|Description:||This illustration depicts a three-dimensional (3D) computer-generated image of a number of drug-resistant Neisseria gonorrhoeae diplococcal bacteria. Note that extending from the organisms’ exterior were type IV pili, or hair-like appendages, which in this case, are used to promote motility for these bacteria, and improve surface adherence. The artistic recreation was based upon scanning electron microscopic (SEM) imagery.|
Neisseria gonorrhoeae causes gonorrhea, a sexually transmitted disease that can result in discharge and inflammation at the urethra, cervix, pharynx, or rectum.
N. gonorrhoeae is showing resistance to antibiotics usually used to treat it. These drugs include: cefixime (an oral cephalosporin), ceftriaxone (an injectable cephalosporin), azithromycin, tetracycline.

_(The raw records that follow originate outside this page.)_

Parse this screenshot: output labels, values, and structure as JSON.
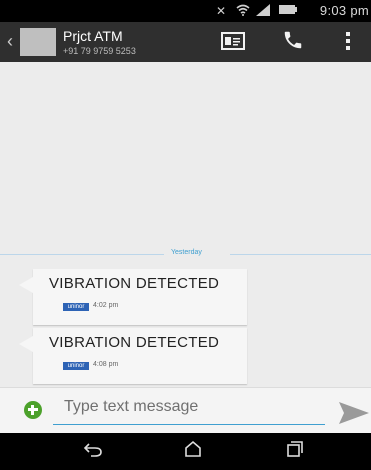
{
  "status_bar": {
    "time": "9:03 pm",
    "icons": [
      "mute-icon",
      "wifi-icon",
      "signal-icon",
      "battery-icon"
    ]
  },
  "conversation": {
    "contact_name": "Prjct ATM",
    "contact_number": "+91 79 9759 5253",
    "icons": [
      "back-icon",
      "contact-card-icon",
      "phone-icon",
      "overflow-menu-icon"
    ]
  },
  "messages": {
    "day_label": "Yesterday",
    "items": [
      {
        "text": "VIBRATION DETECTED",
        "carrier": "uninor",
        "time": "4:02 pm"
      },
      {
        "text": "VIBRATION DETECTED",
        "carrier": "uninor",
        "time": "4:08 pm"
      }
    ]
  },
  "compose": {
    "placeholder": "Type text message",
    "icons": [
      "add-attachment-icon",
      "send-icon"
    ]
  },
  "navigation": {
    "icons": [
      "back-nav-icon",
      "home-icon",
      "recent-apps-icon"
    ]
  },
  "colors": {
    "accent": "#3f9fd0",
    "status_bar": "#000000",
    "action_bar": "#2f2f2f",
    "carrier_tag": "#2d63b5",
    "add_button": "#4ca12b"
  }
}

Gonorrhea is the second most commonly reported notifiable infection in the United States, and is easily transmitted. It causes severe reproductive complications and disproportionately affects sexual, racial, and ethnic minorities. Gonorrhea control relies on prompt identification and treatment of infected persons and their sex partners. Because some drugs are less effective in treating gonorrhea, CDC recently updated its treatment guidelines to slow the emergence of drug resistance. CDC now recommends only ceftriaxone plus either azithromycin or doxycycline as first-line treatment for gonorrhea. The emergence of cephalosporin resistance, especially ceftriaxone resistance, would greatly limit treatment options and could cripple gonorrhea control efforts.